Given entries
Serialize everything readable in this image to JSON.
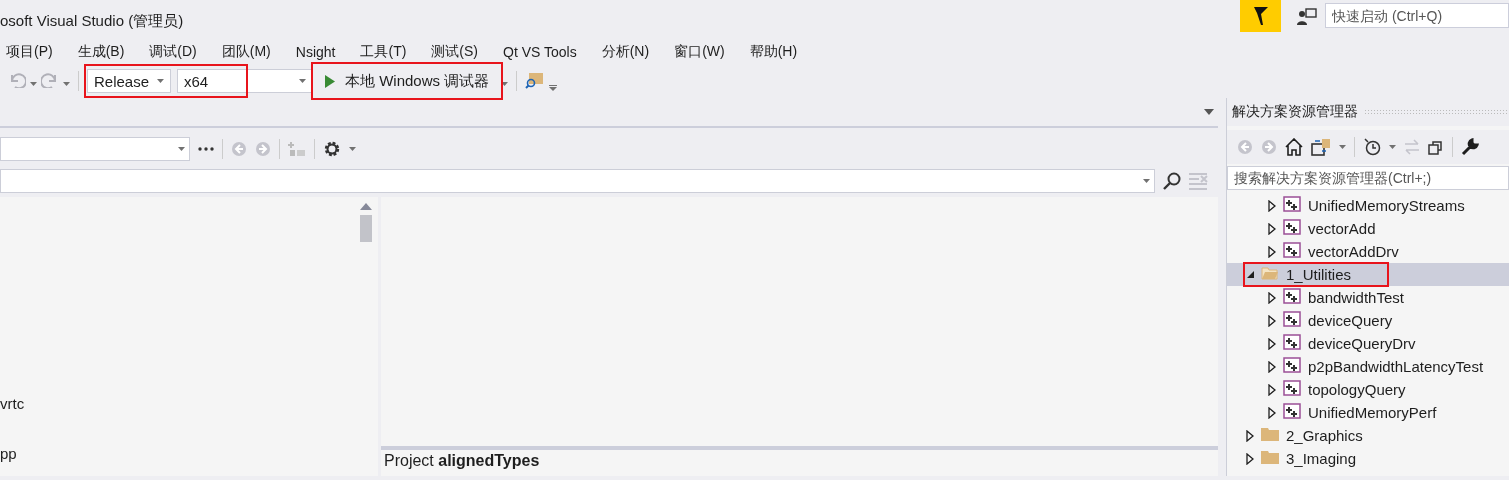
{
  "window": {
    "title": "osoft Visual Studio (管理员)"
  },
  "quick_launch": {
    "placeholder": "快速启动 (Ctrl+Q)"
  },
  "menu": [
    "项目(P)",
    "生成(B)",
    "调试(D)",
    "团队(M)",
    "Nsight",
    "工具(T)",
    "测试(S)",
    "Qt VS Tools",
    "分析(N)",
    "窗口(W)",
    "帮助(H)"
  ],
  "toolbar": {
    "configuration": "Release",
    "platform": "x64",
    "config_highlighted": true,
    "run_button": {
      "label": "本地 Windows 调试器",
      "highlighted": true
    }
  },
  "left_pane": {
    "lines": [
      "vrtc",
      "pp"
    ]
  },
  "detail_pane": {
    "heading": "Project **alignedTypes**"
  },
  "solution_explorer": {
    "title": "解决方案资源管理器",
    "search": {
      "placeholder": "搜索解决方案资源管理器(Ctrl+;)"
    },
    "tree": [
      {
        "kind": "continuation",
        "children": [
          {
            "kind": "project",
            "label": "UnifiedMemoryStreams",
            "expanded": false,
            "selected": false,
            "highlighted": false
          },
          {
            "kind": "project",
            "label": "vectorAdd",
            "expanded": false,
            "selected": false,
            "highlighted": false
          },
          {
            "kind": "project",
            "label": "vectorAddDrv",
            "expanded": false,
            "selected": false,
            "highlighted": false
          }
        ]
      },
      {
        "kind": "folder",
        "label": "1_Utilities",
        "expanded": true,
        "selected": true,
        "highlighted": true,
        "children": [
          {
            "kind": "project",
            "label": "bandwidthTest",
            "expanded": false,
            "selected": false,
            "highlighted": false
          },
          {
            "kind": "project",
            "label": "deviceQuery",
            "expanded": false,
            "selected": false,
            "highlighted": false
          },
          {
            "kind": "project",
            "label": "deviceQueryDrv",
            "expanded": false,
            "selected": false,
            "highlighted": false
          },
          {
            "kind": "project",
            "label": "p2pBandwidthLatencyTest",
            "expanded": false,
            "selected": false,
            "highlighted": false
          },
          {
            "kind": "project",
            "label": "topologyQuery",
            "expanded": false,
            "selected": false,
            "highlighted": false
          },
          {
            "kind": "project",
            "label": "UnifiedMemoryPerf",
            "expanded": false,
            "selected": false,
            "highlighted": false
          }
        ]
      },
      {
        "kind": "folder",
        "label": "2_Graphics",
        "expanded": false,
        "selected": false,
        "highlighted": false
      },
      {
        "kind": "folder",
        "label": "3_Imaging",
        "expanded": false,
        "selected": false,
        "highlighted": false
      }
    ]
  }
}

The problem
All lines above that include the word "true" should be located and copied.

Response box
    "config_highlighted": true,
      "highlighted": true
        "expanded": true,
        "selected": true,
        "highlighted": true,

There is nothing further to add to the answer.